A crackdown on drug dealing in Orkney has suffered a setback after the handler for a new sniffer dog being introduced on the islands got hurt.
Ironically Whisky’s handler twisted his knee while running to pass his police supervised medical.
The service cannot start unless he passes the examination.
The 50-year-old man, who is not being named until he successfully completes his medical for the £27,000-a-year job, is now undergoing physio.
Andrew Drever, Orkney Drugs Dog chairman, admitted: “It is very frustrating.
“We were all ready to go this month and the chap goes and twists his knee on a training run to pass his police medical.
“You couldn’t make it up. We will now have to wait until he’s ready to pass the medical – which we think will be at the end of the year.
“I guess the only people who will be happy about this are the drug dealers, but Whisky will prove his worth once he gets going, I’m sure.”
Last month, Orkney’s new drugs dog made his first swoop even before he officially started.
Whisky was brought to Orkney for a two-day introduction to meet the community with his current handler PC Matthew Watson.

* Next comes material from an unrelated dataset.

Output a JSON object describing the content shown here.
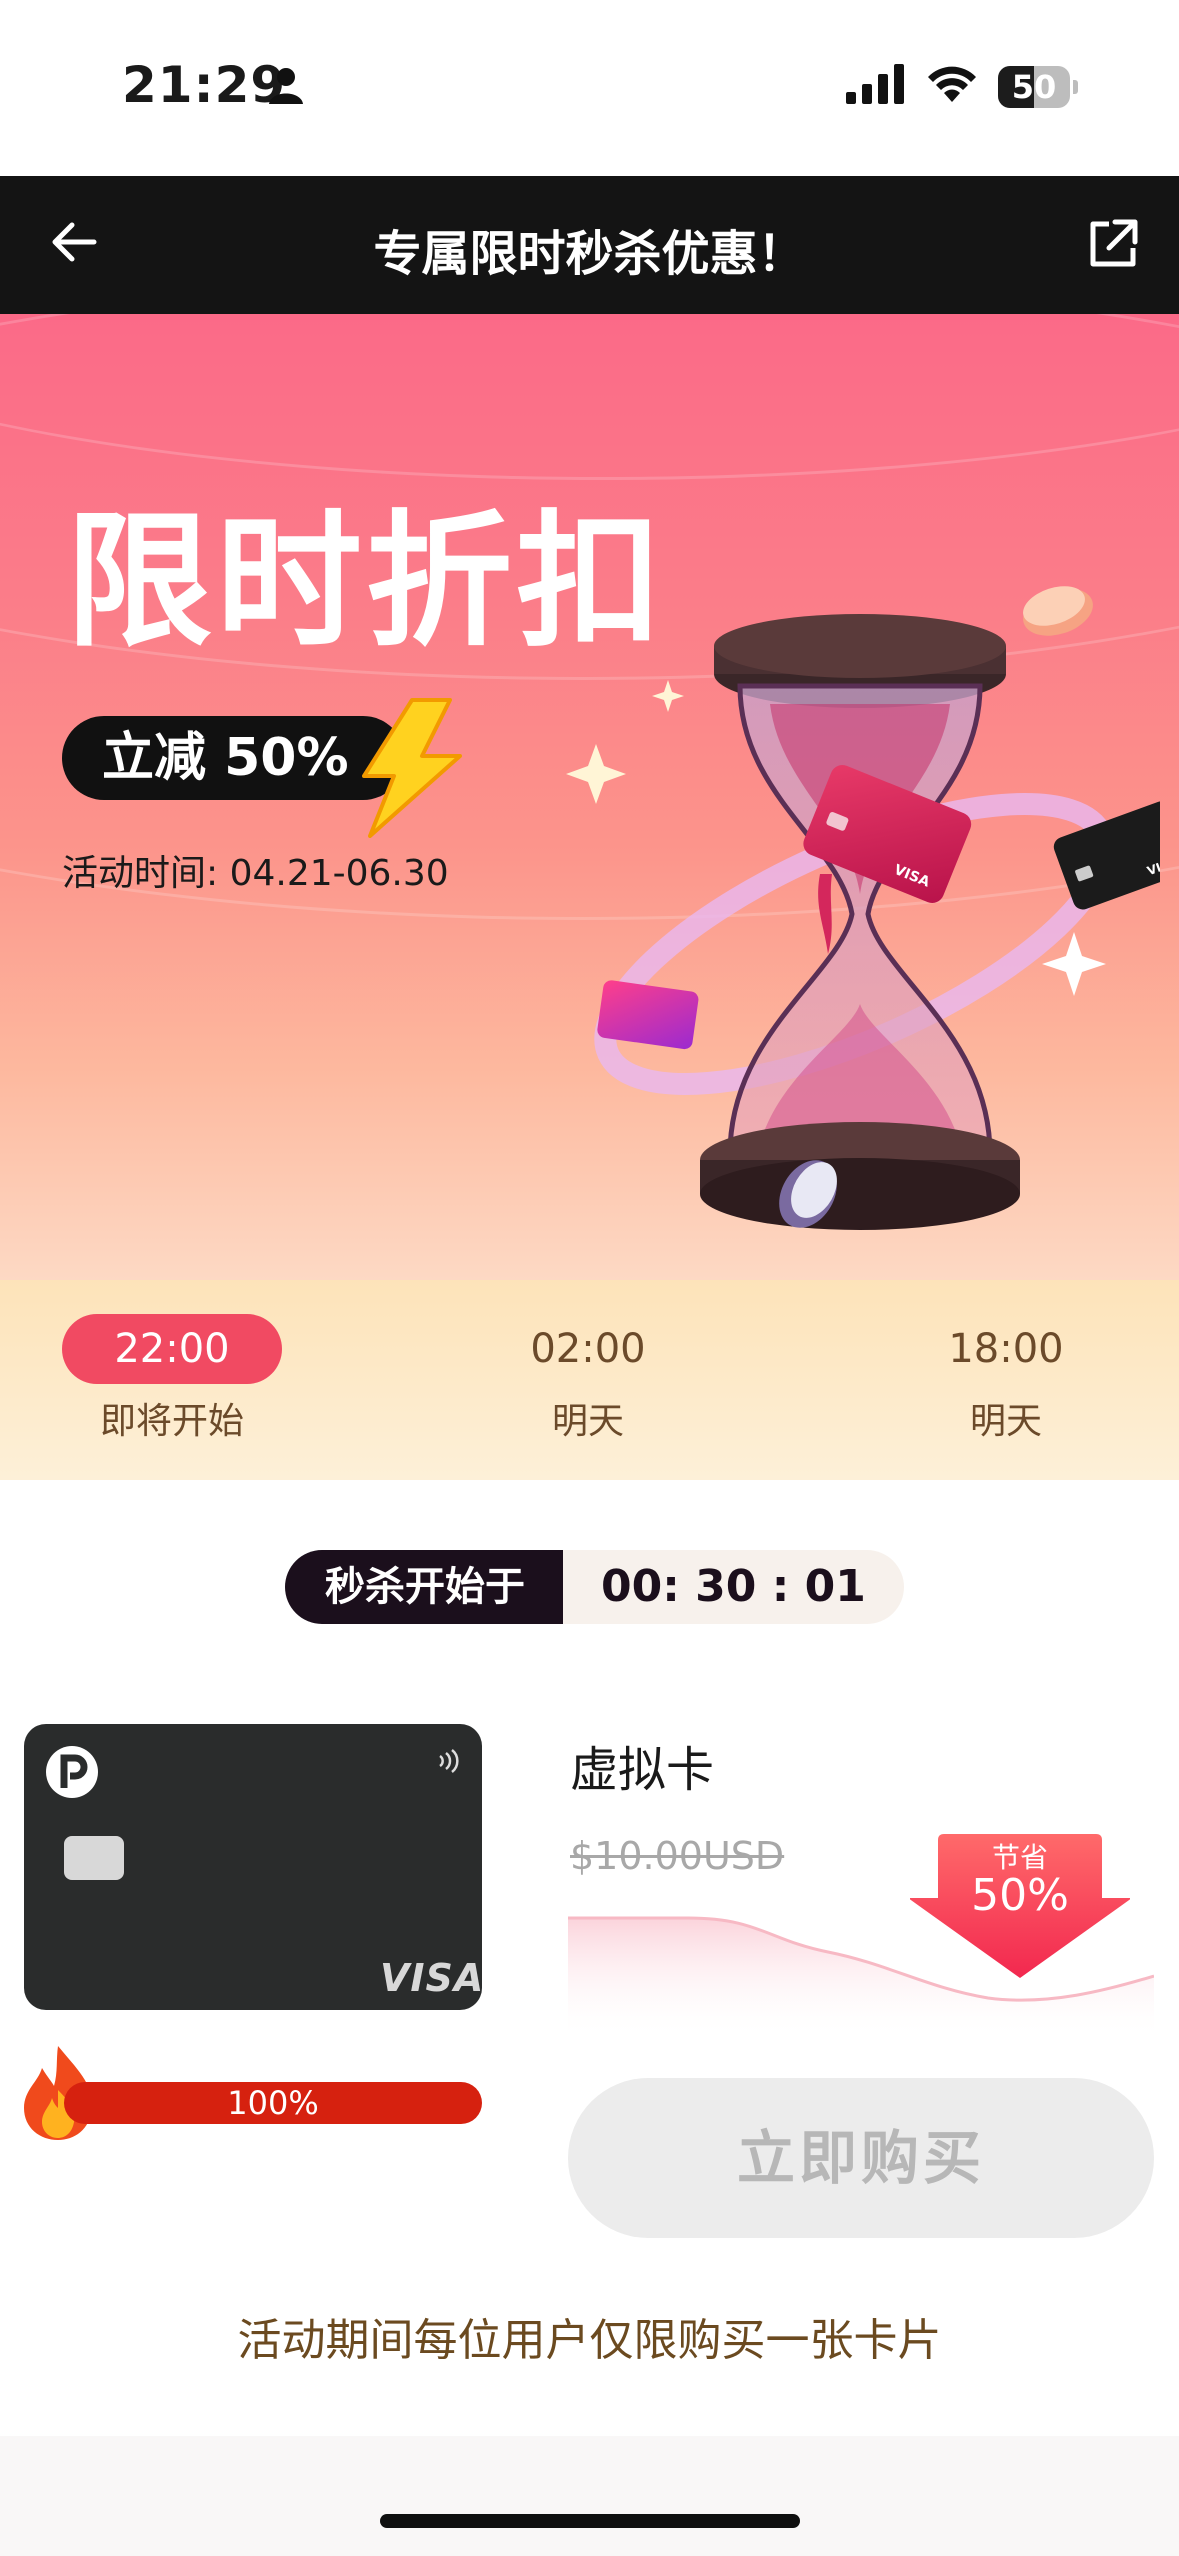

He has agreed to keep Whisky while his new handler recovers.
But Whisky was involved in “enforcement activity” during his visit to the island – and a search of two properties at Andersquoy in Kirkwall resulted in herbal cannabis valued at approximately £300 being recovered.
The arrival of a permanent sniffer dog comes after a massive fundraising drive by anti-drugs campaigners.
The charity set up to raise the cash has now reached its initial funding target of around £105,000.
Whisky, a fully-trained golden Labrador, has been enlisted from Police Scotland as Inverness-based PC Watson is retiring.
The move comes amid growing concerns about drug misuse on the islands.
Mr Drever said: “The drugs problem here has been growing over the last 10 years and, while it is not as bad as some other areas, we want to nip it in the bud.
“There has also been a move from soft drugs to hard drugs here.”
The sniffer dog move comes after Orkney saw a near doubling of drug possessions.
In 2016/17 there were just 29 – last year there were 50. Supplying drugs offences went from two to four.
In May last year, class A & B drugs worth almost £30,000 were recovered during intelligence-led operations in Kirkwall and Stromness.